We have a world that is evolving at two speeds, and the gap between them is growing dangerously. On the one hand, we have the new economy, which is based on renewable energy, artificial intelligence, biotechnology, 3D printing and robots and on the other hand, we have the old economy, which relies on fossil energy and industrial mass production that already has a framework of legislations, business models and thinking firmly rooted in the last century.
The new economy is being driven by technologies that are evolving exponentially, faster and faster. The old technology develops linearly and evenly, as small steps in extension of what we are used to. The result, according to Azeem Azhar, a British technology analyst, is an “exponential gap” – an exponentially growing gap between those who work and thrive in the new logic and those who stagnate and are marginalised because they cannot find a place in the new paradigm.
Electricity, the telephone, the car and the microprocessor marked the 20th century. Now, and in the next few decades, the economic rules will be altered by transition to renewable energy, by the proliferation of artificial intelligence, by a wave of biotechnological solutions in health, food, energy and materials, and by a far more flexible, inexpensive and distributed form of production using 3D printing and advanced robots. These innovative technologies, categorised as General Purpose Technologies cut across sectors and geographies, have experienced dramatic cost declines and serve as a platform for additional innovations.
In 1958, Fairchild Laboratories sold 100 transistors to IBM for US$150 apiece. By 2014, 2.9 sextillion transistors were produced globally. There are only 200bn stars in the Milky Way, a number that is less than the square root of 2.9 sextillion! Since then, growth has continued, and yet there is currently a severe shortage of chips.
In biotechnology, development is even faster. The first human genome was decoded in 2001, and the price was over US$1bn. In March 2020, the Beijing Genomics Institute announced that it could decode a full human genome for US$100 – a price drop of a factor of 1mn in 20 years. If the development had simply followed Moore’s law, the price would have been 1,000 times higher.
Renewable energy is also following an exponential curve. Between 1975 and 2019, the price of solar cells dropped 500 times, and in October 2020, the International Energy Agency was able to establish that solar energy is now the cheapest form of energy production ever.
When the price of a technology falls, the use increases – and this makes it possible to lower the price further. It is envisaged that computers, biotechnology and renewable energy will spread far faster than we would immediately expect. Humans have evolved into a linear world. But if a linear world creates one set of experiences, then the exponential age creates a completely different one.
In essence, we are at a point where a handful of fundamentally new technologies are now ready to take off on the exponential growth curve – at the same time.
The gap could be seen spreading with exponential speed. Large companies such as Google have access to our privacy and innermost thoughts but we do not have mechanisms and regulations to deal with it.
Digital platforms such as the Otaxi, Talabat and Akeed can skip the obligations and expenses that traditional employers have towards their permanent employees.
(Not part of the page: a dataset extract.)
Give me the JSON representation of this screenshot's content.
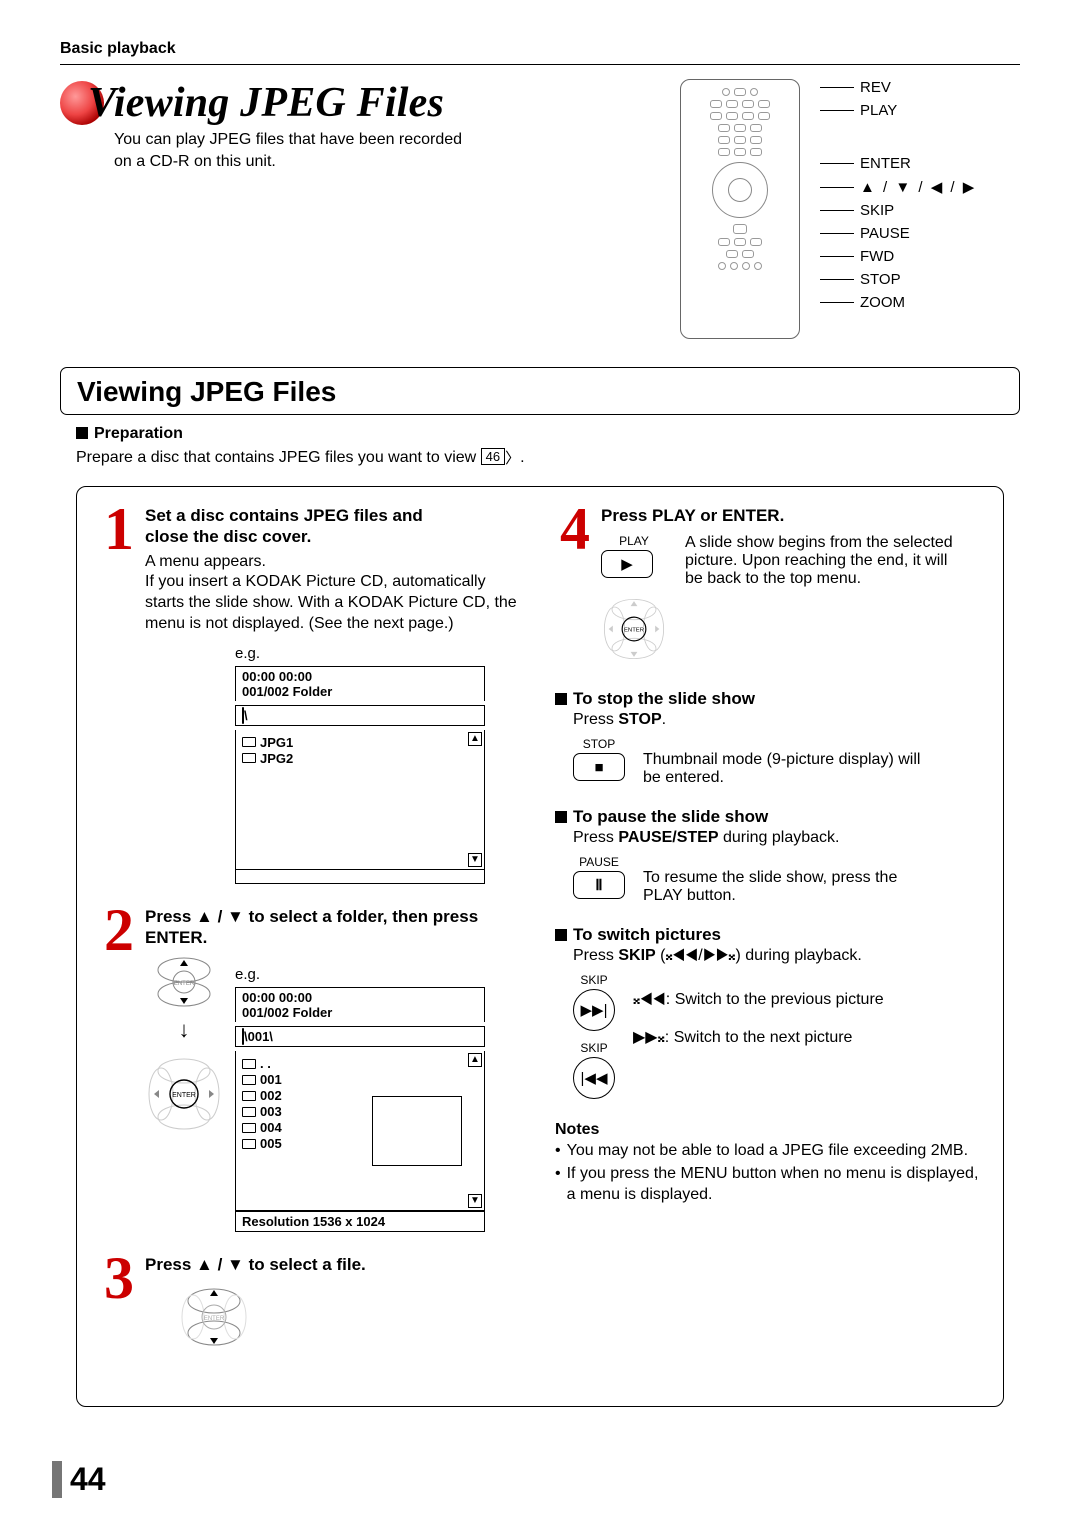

Gig workers have freedom and flexibility – but lower wages and lack of security. Untraceable serious cyberattacks and small, cheap drones that attack in droves, completely change the balance of power and expose the vulnerability of traditional weapons and defence systems.
Many tasks will be taken over by artificial intelligence, robots and self-driving cars so quickly that many will not be able to retrain and adjust. In Oman, companies that know how to take advantage of the increasingly powerful technologies can grow to an unprecedented size and completely dominate their markets.
It is the Janus head of the exponential age. If you are well educated, trained and adaptable, you can thrive. If not, you will be trapped in an increasingly uncomfortable and controlled work situation.
Syed Adil Abbas, an MBA graduate from Cardiff Metropolitan University (UK), is currently based in Muscat and has over 20 years of international experience working with the public and private sectors in the Middle East, Far East, Africa and India.
The views and opinions expressed in this column are solely those of the author and do not necessarily represent those of Muscat Daily or Apex Press & Publishing